Investigation into Stord fatal accident uncovers evidence of rubber reversal

Norwegian investigators have discovered that spoilers did not deploy on the BAe 146-200 that overran the runway while attempting to land at Stord airport on 10 October.

Four of the Atlantic Airways jet's 16 occupants were killed when it careered off the slightly damp runway and down steep terrain, before coming to rest and catching fire.

Wreckage analysis has also revealed evidence that the aircraft suffered "rubber reversal" as it tried to stop - a phenomenon where heat generated by the tyre vaporises the surface moisture and reduces runway contact.

But while rubber reversal causes deterioration of the tyre condition, there is no indication that any of the tyres punctured or deflated.

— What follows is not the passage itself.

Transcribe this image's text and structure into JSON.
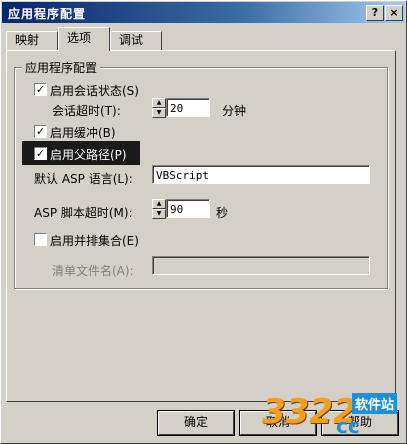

Flight RC670 had been arriving at Stord, in western Norway, after a domestic service from Stavanger. It touched down on runway 33 with a 6kt (11km/h) tailwind.

While there was nothing unusual about the airspeed, touchdown point, flap setting, landing weight or air brake, preliminary analysis shows that neither of the two independent spoiler systems deployed.

One system controls a single spoiler on each wing, and the other controls a pair, giving six in all. These systems are normally activated by the crew on touchdown, but the Norwegian Accident Investigation Board (AIB) says the inquiry has yet to determine the reason for the failure.

"The crew did not feel it was appropriate to make a go-around," adds AIB. "But in a last attempt to stop the aircraft, they tried to put it into a skid. It was actually skidding down the runway at one point."

Investigators are to examine the aircraft's maintenance record as part of the inquiry. Atlantic Airways is based in the Faroe Islands, and the Faroese ministry of trade and industry says that the jet had undergone a C check in Sweden and returned to the fleet two weeks before the accident.

Source: Flight International